Monday, June 19, 2017

Blog Entry #4: Video in the Classroom

Videos are a fantastic asset to the classroom and have been one of my favorite breaks from simple lectures as a student. They can turn math lessons into Saturday morning cartoons, instead of a boring history lecture you're wandering through ancient ruins, and science class can suddenly perform any experiment in a safe environment. While the teacher is the most critical component of the classroom, lectures can get stale week after week and can cause children to lose focus and drive. Videos as a regular part of class will help capture children's imaginations and get them more engaged. Apart from showing instructional videos, allowing the children to make their own video projects would undoubtedly get them excited. Joe Gaston's talk today opened up a few doors I hadn't really thought of such as live recording with other classrooms around the world, and I would definitely use the EDpuzzle application to incorporate quizes and class discussions while watching.

Monday, June 12, 2017

Blog Entry 3: Text-To-Speech Programs

One great assistive learning tool for students who lack reading and writing skills or who are visual impaired in some way is text-to-speech programs. These programs, broadly speaking, are those that listen to a user's voice and transcribe it into written text. However, the technology has become expanded to much more than that over the years.
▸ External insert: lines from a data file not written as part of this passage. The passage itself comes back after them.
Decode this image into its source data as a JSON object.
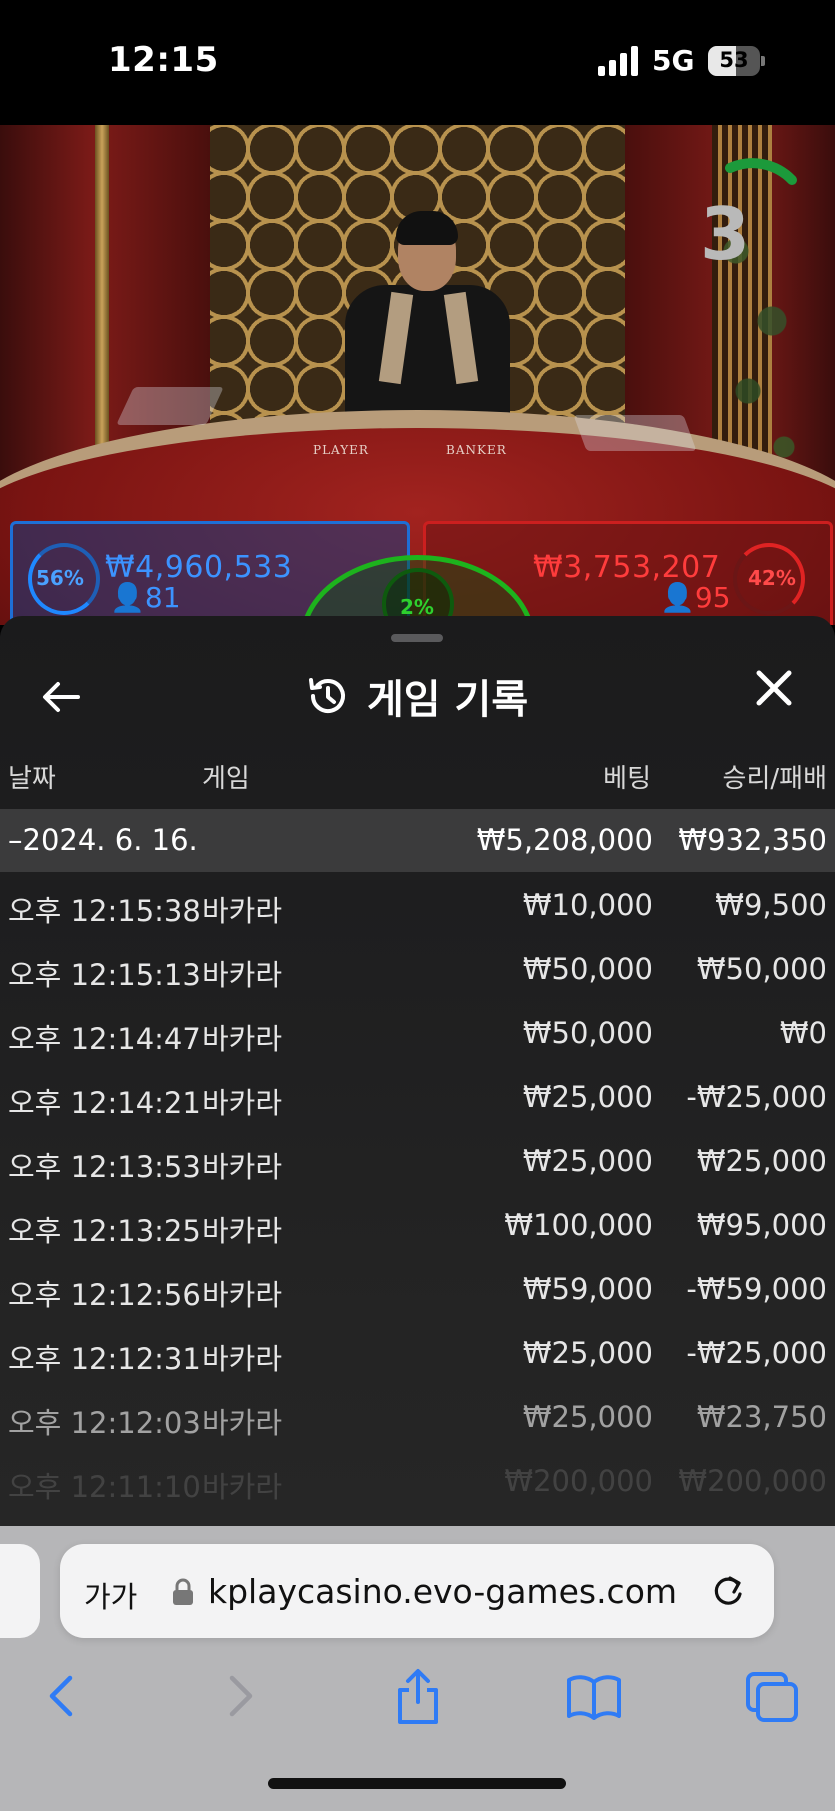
{
  "status_bar": {
    "time": "12:15",
    "network": "5G",
    "battery": "53",
    "battery_level": 0.53
  },
  "game": {
    "countdown": "3",
    "table_labels": {
      "player": "PLAYER",
      "banker": "BANKER"
    },
    "player": {
      "percent": "56%",
      "amount": "₩4,960,533",
      "bettors": "81",
      "color": "#3c93ff"
    },
    "banker": {
      "percent": "42%",
      "amount": "₩3,753,207",
      "bettors": "95",
      "color": "#ff3c3c"
    },
    "tie": {
      "percent": "2%",
      "color": "#2ed02e"
    }
  },
  "history": {
    "title": "게임 기록",
    "columns": {
      "date": "날짜",
      "game": "게임",
      "bet": "베팅",
      "winloss": "승리/패배"
    },
    "summary": {
      "date": "–2024. 6. 16.",
      "bet": "₩5,208,000",
      "winloss": "₩932,350"
    },
    "rows": [
      {
        "time": "오후 12:15:38",
        "game": "바카라",
        "bet": "₩10,000",
        "winloss": "₩9,500"
      },
      {
        "time": "오후 12:15:13",
        "game": "바카라",
        "bet": "₩50,000",
        "winloss": "₩50,000"
      },
      {
        "time": "오후 12:14:47",
        "game": "바카라",
        "bet": "₩50,000",
        "winloss": "₩0"
      },
      {
        "time": "오후 12:14:21",
        "game": "바카라",
        "bet": "₩25,000",
        "winloss": "-₩25,000"
      },
      {
        "time": "오후 12:13:53",
        "game": "바카라",
        "bet": "₩25,000",
        "winloss": "₩25,000"
      },
      {
        "time": "오후 12:13:25",
        "game": "바카라",
        "bet": "₩100,000",
        "winloss": "₩95,000"
      },
      {
        "time": "오후 12:12:56",
        "game": "바카라",
        "bet": "₩59,000",
        "winloss": "-₩59,000"
      },
      {
        "time": "오후 12:12:31",
        "game": "바카라",
        "bet": "₩25,000",
        "winloss": "-₩25,000"
      },
      {
        "time": "오후 12:12:03",
        "game": "바카라",
        "bet": "₩25,000",
        "winloss": "₩23,750"
      },
      {
        "time": "오후 12:11:10",
        "game": "바카라",
        "bet": "₩200,000",
        "winloss": "₩200,000"
      }
    ]
  },
  "browser": {
    "text_size_label": "가가",
    "url": "kplaycasino.evo-games.com",
    "accent": "#2f7bf5"
  }
}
Many programs, such as Intel Reader or Kurzweil 3000, have the ability to also read text out loud to students, change gender, pitch, and speed, support multiple languages, magnify text, and even spell and grammar check transcribed text, and the accuracy of these programs is getting better every year. Text-to-speech applications are a great way to give impaired children a leg up in the classroom and the integration of interactive technology can also be very fun for them, building their confidence in their reading and writing skills simultaneously. Students could easily say notes out loud and have them read back to them, or be able to learn proper pronunciation and grammar, they could have their textbooks read straight to them. Even children without disabilities could benefit from text-to-speech programs for their convenience and ease of use.

Sunday, June 11, 2017

Blog Entry 2: Group Technology Tools

One way to make a class more interactive and fun for students is group presentations using technology tools. Not only do they break the monotony of class lectures but they also give students hands on experience with said programs (PowerPoint, Prezi, etc.). Giving students the responsibility to put projects together also teaches management and organizational skills needed throughout their entire lives and gives them a chance to work and meet fellow students they may not otherwise interact with. These are also tools that will be used across a wide range of careers and situations. As society grows more and more dependent on technology students will need to be exposed to it more and at earlier ages. Working with group technology tools used across laptops, desktops, and mobile devices will give them a wide range of experience across multiple platforms, ensuring they will be familiar and competent in their use.

Monday, June 5, 2017

Blog Entry 1: Jean Piaget

Jean Piaget's theory of Cognitive Development divides childhood into four distinct stages that span certain ages where specific milestones in learning capability occur. First the sensoritmotor stage, which goes from birth to about 2 years old and is where object permanence is developed. Second is the preoperational stage, which spans from ages 2 to 7, where children learn to think symbolically, learning that words or objects can stand for different things. Third is the concrete operational stage from ages 7 to 11, considered by Piaget to be the critical point in cognitive development because this is when children begin to think logically and don't necessarily have to physically act things out before they can solve things in their minds. Finally comes the formal operational stage, which will last the rest of the child's life, where abstract thinking and problem solving fully develops. Piaget's Cognitive Development Theory can be applied to technology integration in a classroom by directing specialized activities and lessons toward each specific period of development. Technology can provide lessons in the form of interactive games to help build the core skills that should be acquired from each stage. For example, using age appropriate computer games designed to combine simple hands on procedures and critical thinking skills that progressively get slightly more abstract as they go would help students move through whichever stage they were currently in and prepare them for the next one.